Haltof discusses the unusual circumstances that surrounded the film's production on location at Auschwitz-Birkenau and summarizes critical debates surrounding the film’s release. The book offers much of interest to film historians and readers interested in the Holocaust.

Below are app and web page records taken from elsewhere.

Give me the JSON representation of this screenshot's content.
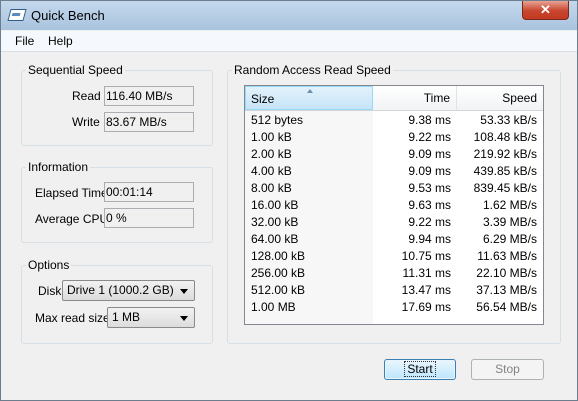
{
  "window": {
    "title": "Quick Bench",
    "close": "✕"
  },
  "menu": {
    "file": "File",
    "help": "Help"
  },
  "sequential": {
    "legend": "Sequential Speed",
    "read_label": "Read",
    "read_value": "116.40 MB/s",
    "write_label": "Write",
    "write_value": "83.67 MB/s"
  },
  "information": {
    "legend": "Information",
    "elapsed_label": "Elapsed Time",
    "elapsed_value": "00:01:14",
    "cpu_label": "Average CPU",
    "cpu_value": "0 %"
  },
  "options": {
    "legend": "Options",
    "disk_label": "Disk",
    "disk_value": "Drive 1 (1000.2 GB)",
    "maxread_label": "Max read size",
    "maxread_value": "1 MB"
  },
  "random": {
    "legend": "Random Access Read Speed",
    "columns": {
      "size": "Size",
      "time": "Time",
      "speed": "Speed"
    },
    "rows": [
      {
        "size": "512 bytes",
        "time": "9.38 ms",
        "speed": "53.33 kB/s"
      },
      {
        "size": "1.00 kB",
        "time": "9.22 ms",
        "speed": "108.48 kB/s"
      },
      {
        "size": "2.00 kB",
        "time": "9.09 ms",
        "speed": "219.92 kB/s"
      },
      {
        "size": "4.00 kB",
        "time": "9.09 ms",
        "speed": "439.85 kB/s"
      },
      {
        "size": "8.00 kB",
        "time": "9.53 ms",
        "speed": "839.45 kB/s"
      },
      {
        "size": "16.00 kB",
        "time": "9.63 ms",
        "speed": "1.62 MB/s"
      },
      {
        "size": "32.00 kB",
        "time": "9.22 ms",
        "speed": "3.39 MB/s"
      },
      {
        "size": "64.00 kB",
        "time": "9.94 ms",
        "speed": "6.29 MB/s"
      },
      {
        "size": "128.00 kB",
        "time": "10.75 ms",
        "speed": "11.63 MB/s"
      },
      {
        "size": "256.00 kB",
        "time": "11.31 ms",
        "speed": "22.10 MB/s"
      },
      {
        "size": "512.00 kB",
        "time": "13.47 ms",
        "speed": "37.13 MB/s"
      },
      {
        "size": "1.00 MB",
        "time": "17.69 ms",
        "speed": "56.54 MB/s"
      }
    ]
  },
  "buttons": {
    "start": "Start",
    "stop": "Stop"
  }
}
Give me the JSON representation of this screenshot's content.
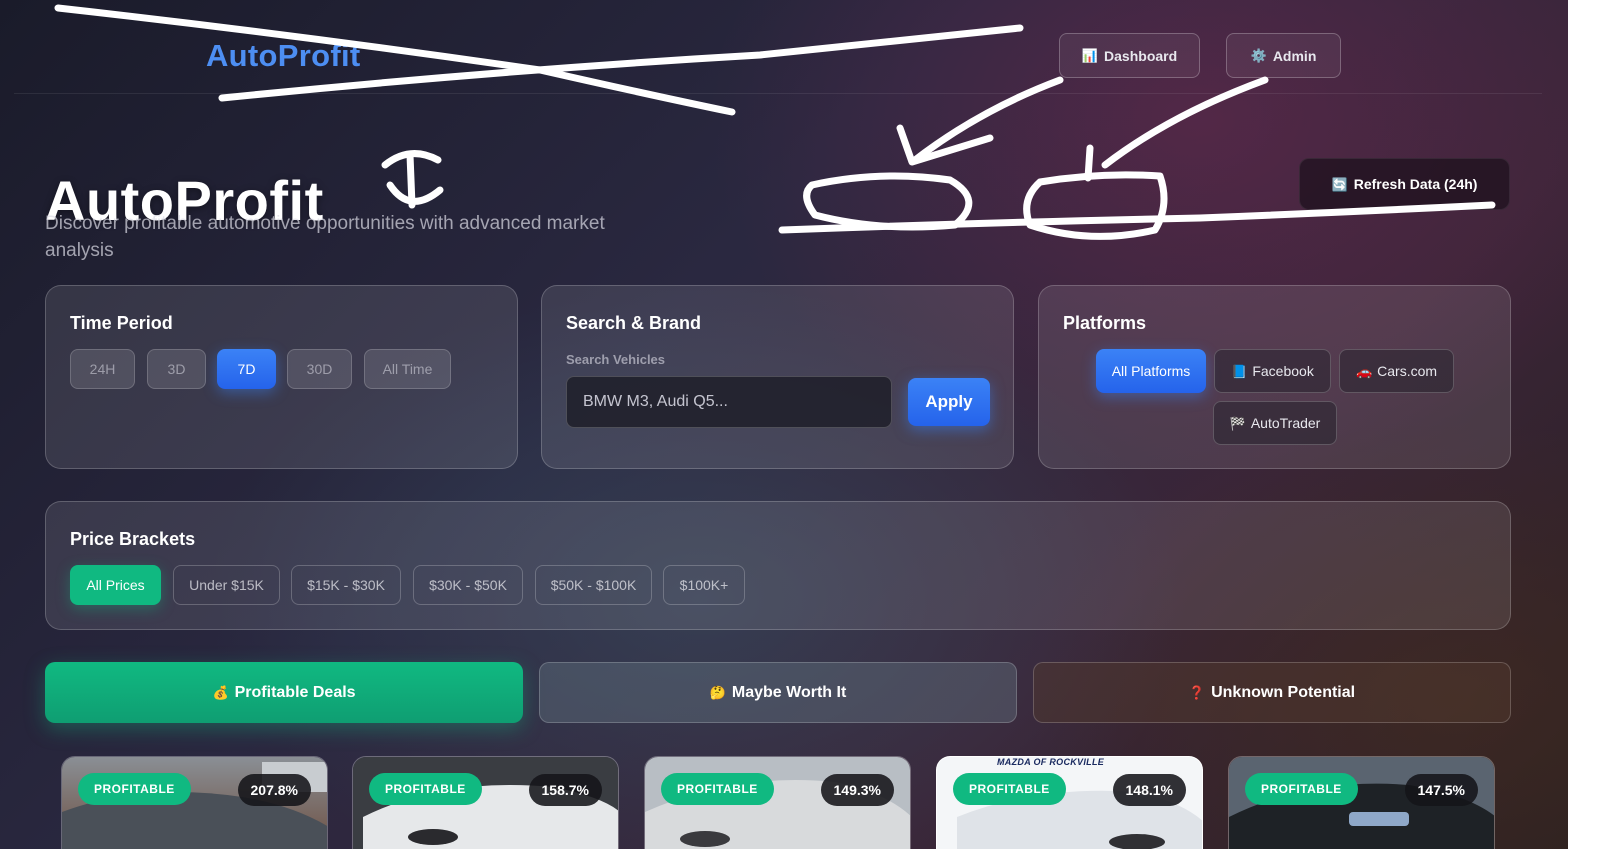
{
  "nav": {
    "logo": "AutoProfit",
    "dashboard_label": "Dashboard",
    "admin_label": "Admin",
    "dashboard_icon": "bar-chart-icon",
    "admin_icon": "gear-icon"
  },
  "hero": {
    "title": "AutoProfit",
    "subtitle": "Discover profitable automotive opportunities with advanced market analysis",
    "refresh_label": "Refresh Data (24h)",
    "refresh_icon": "refresh-icon"
  },
  "time_period": {
    "title": "Time Period",
    "options": [
      "24H",
      "3D",
      "7D",
      "30D",
      "All Time"
    ],
    "selected": "7D"
  },
  "search": {
    "title": "Search & Brand",
    "label": "Search Vehicles",
    "placeholder": "BMW M3, Audi Q5...",
    "apply_label": "Apply"
  },
  "platforms": {
    "title": "Platforms",
    "options": [
      "All Platforms",
      "Facebook",
      "Cars.com",
      "AutoTrader"
    ],
    "selected": "All Platforms"
  },
  "price_brackets": {
    "title": "Price Brackets",
    "options": [
      "All Prices",
      "Under $15K",
      "$15K - $30K",
      "$30K - $50K",
      "$50K - $100K",
      "$100K+"
    ],
    "selected": "All Prices"
  },
  "tabs": [
    {
      "label": "Profitable Deals",
      "icon": "💰"
    },
    {
      "label": "Maybe Worth It",
      "icon": "🤔"
    },
    {
      "label": "Unknown Potential",
      "icon": "❓"
    }
  ],
  "cards": [
    {
      "badge": "PROFITABLE",
      "percent": "207.8%"
    },
    {
      "badge": "PROFITABLE",
      "percent": "158.7%"
    },
    {
      "badge": "PROFITABLE",
      "percent": "149.3%"
    },
    {
      "badge": "PROFITABLE",
      "percent": "148.1%",
      "dealer_text": "MAZDA OF ROCKVILLE"
    },
    {
      "badge": "PROFITABLE",
      "percent": "147.5%"
    }
  ],
  "colors": {
    "accent_blue": "#3b82f6",
    "accent_green": "#10b981",
    "logo_blue": "#4d8ef2"
  }
}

Despite her strong associations with Massachusetts—her upbringing in Roxbury, her lifelong connection with Martha's Vineyard, and two novels documenting the Great Migration and the rise and decline of Boston's African American community—Dorothy West (1907–1998) is perhaps best known as a member of the Harlem Renaissance. Between 1927 and 1947, West and her cousin, the poet Helene Johnson, lived in New York City where West attended Columbia University, worked as a welfare investigator, wrote for the WPA, traveled to Russia, and established a literary magazine for young black writers. During these years, West and Johnson knew virtually everyone in New York's artistic, intellectual, and political circles. Their friends included Langston Hughes, Zora Neale Hurston, Carl Van Vechten, Richard Wright, Arna Bontemps, Claude McKay, and many others. West moved easily between the bohemian milieu of her artistic soul mates and the bourgeois, respectable soirees of prominent social and political figures. In this book, Professors Mitchell and Davis provide a carefully researched profile of West and her circle that serves as an introduction to a well-edited, representative collection of her out-of-print, little-known, or unpublished writings, supplemented by many family photographs. The editors document West's "womanist" upbringing and her relationships with her mother, Rachel Benson West, and other strong-minded women, including her longtime companion Marian Minus. The volume includes examples of West's probing social criticism in the form of WPA essays and stories, as well as her interviews with Southern migrants. A centerpiece of the book is her unpublished novella, Where the Wild Grape Grows, which explores with grace and gentle irony the complex relationship of three retired women living on Martha's Vineyard. Several of West's exquisitely observed nature pieces, published over a span of twenty years in the Vineyard Gazette, are also reprinted.